> EXERCISE
Scan the records below and copy every line that contains the string "title".

> DATA PROVIDED
--

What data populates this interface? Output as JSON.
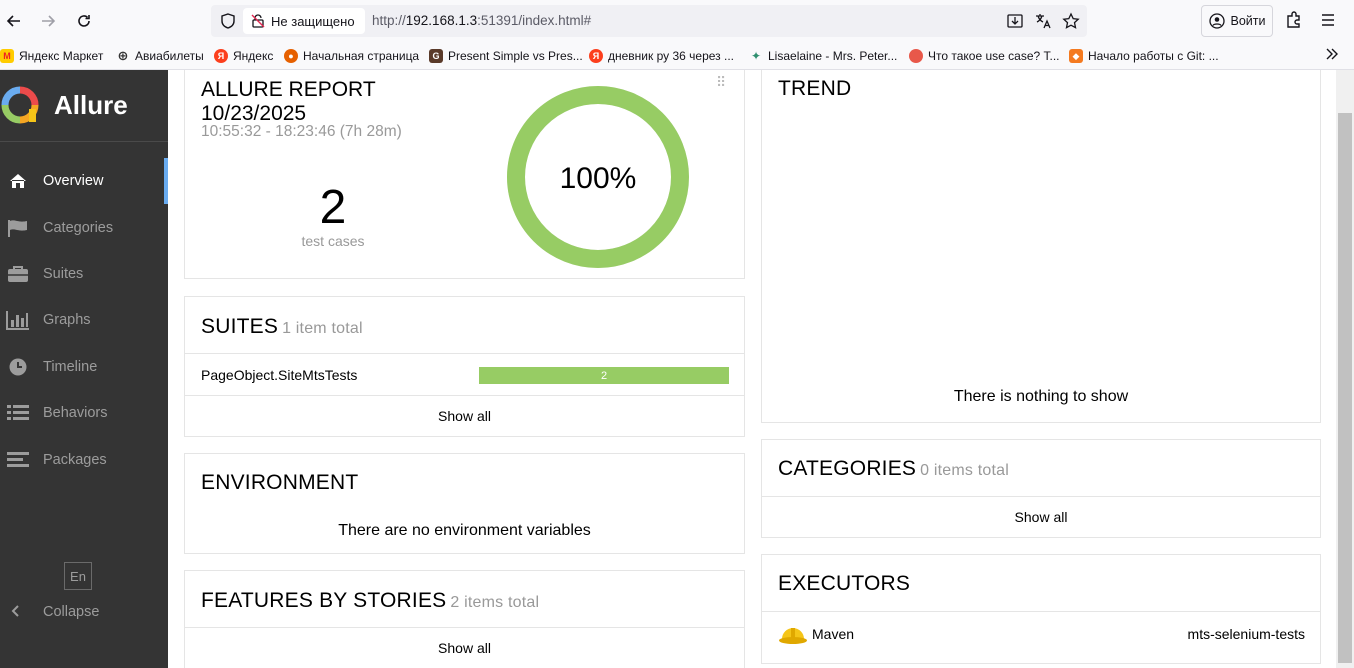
{
  "browser": {
    "not_secure_label": "Не защищено",
    "url_prefix": "http://",
    "url_host": "192.168.1.3",
    "url_rest": ":51391/index.html#",
    "login_label": "Войти",
    "bookmarks": [
      {
        "label": "Яндекс Маркет",
        "color": "#ffcc00",
        "glyph": "M"
      },
      {
        "label": "Авиабилеты",
        "color": "#333333",
        "glyph": "⊕"
      },
      {
        "label": "Яндекс",
        "color": "#fc3f1d",
        "glyph": "Я"
      },
      {
        "label": "Начальная страница",
        "color": "#e66000",
        "glyph": "●"
      },
      {
        "label": "Present Simple vs Pres...",
        "color": "#5a3a2a",
        "glyph": "G"
      },
      {
        "label": "дневник ру 36 через ...",
        "color": "#fc3f1d",
        "glyph": "Я"
      },
      {
        "label": "Lisaelaine - Mrs. Peter...",
        "color": "#2f8f6f",
        "glyph": "✦"
      },
      {
        "label": "Что такое use case? Т...",
        "color": "#e8584a",
        "glyph": "●"
      },
      {
        "label": "Начало работы с Git: ...",
        "color": "#f47a20",
        "glyph": "◆"
      }
    ]
  },
  "sidebar": {
    "brand": "Allure",
    "items": [
      {
        "label": "Overview",
        "icon": "home-icon"
      },
      {
        "label": "Categories",
        "icon": "flag-icon"
      },
      {
        "label": "Suites",
        "icon": "briefcase-icon"
      },
      {
        "label": "Graphs",
        "icon": "bar-chart-icon"
      },
      {
        "label": "Timeline",
        "icon": "clock-icon"
      },
      {
        "label": "Behaviors",
        "icon": "list-icon"
      },
      {
        "label": "Packages",
        "icon": "align-left-icon"
      }
    ],
    "language": "En",
    "collapse_label": "Collapse"
  },
  "summary": {
    "title": "ALLURE REPORT",
    "date": "10/23/2025",
    "time_range": "10:55:32 - 18:23:46 (7h 28m)",
    "test_count": "2",
    "test_count_label": "test cases",
    "percent_label": "100%",
    "passed_fraction": 1.0,
    "passed_color": "#97cc64"
  },
  "suites": {
    "title": "SUITES",
    "count": "1 item total",
    "rows": [
      {
        "name": "PageObject.SiteMtsTests",
        "passed": "2"
      }
    ],
    "show_all": "Show all"
  },
  "environment": {
    "title": "ENVIRONMENT",
    "empty": "There are no environment variables"
  },
  "features": {
    "title": "FEATURES BY STORIES",
    "count": "2 items total",
    "show_all": "Show all"
  },
  "trend": {
    "title": "TREND",
    "empty": "There is nothing to show"
  },
  "categories": {
    "title": "CATEGORIES",
    "count": "0 items total",
    "show_all": "Show all"
  },
  "executors": {
    "title": "EXECUTORS",
    "name": "Maven",
    "build": "mts-selenium-tests"
  }
}
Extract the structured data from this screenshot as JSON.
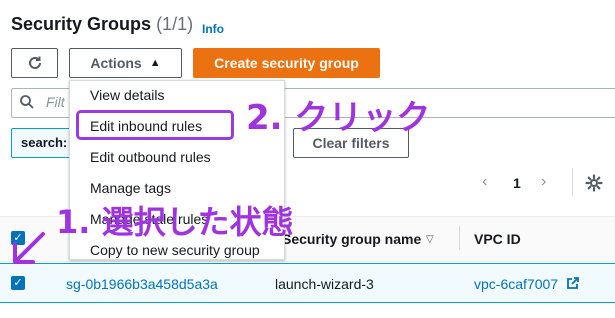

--

> SOLUTION TO THE EXERCISE
    "title": "ALLURE REPORT",
    "title": "SUITES",
    "title": "ENVIRONMENT",
    "title": "FEATURES BY STORIES",
    "title": "TREND",
    "title": "CATEGORIES",
    "title": "EXECUTORS",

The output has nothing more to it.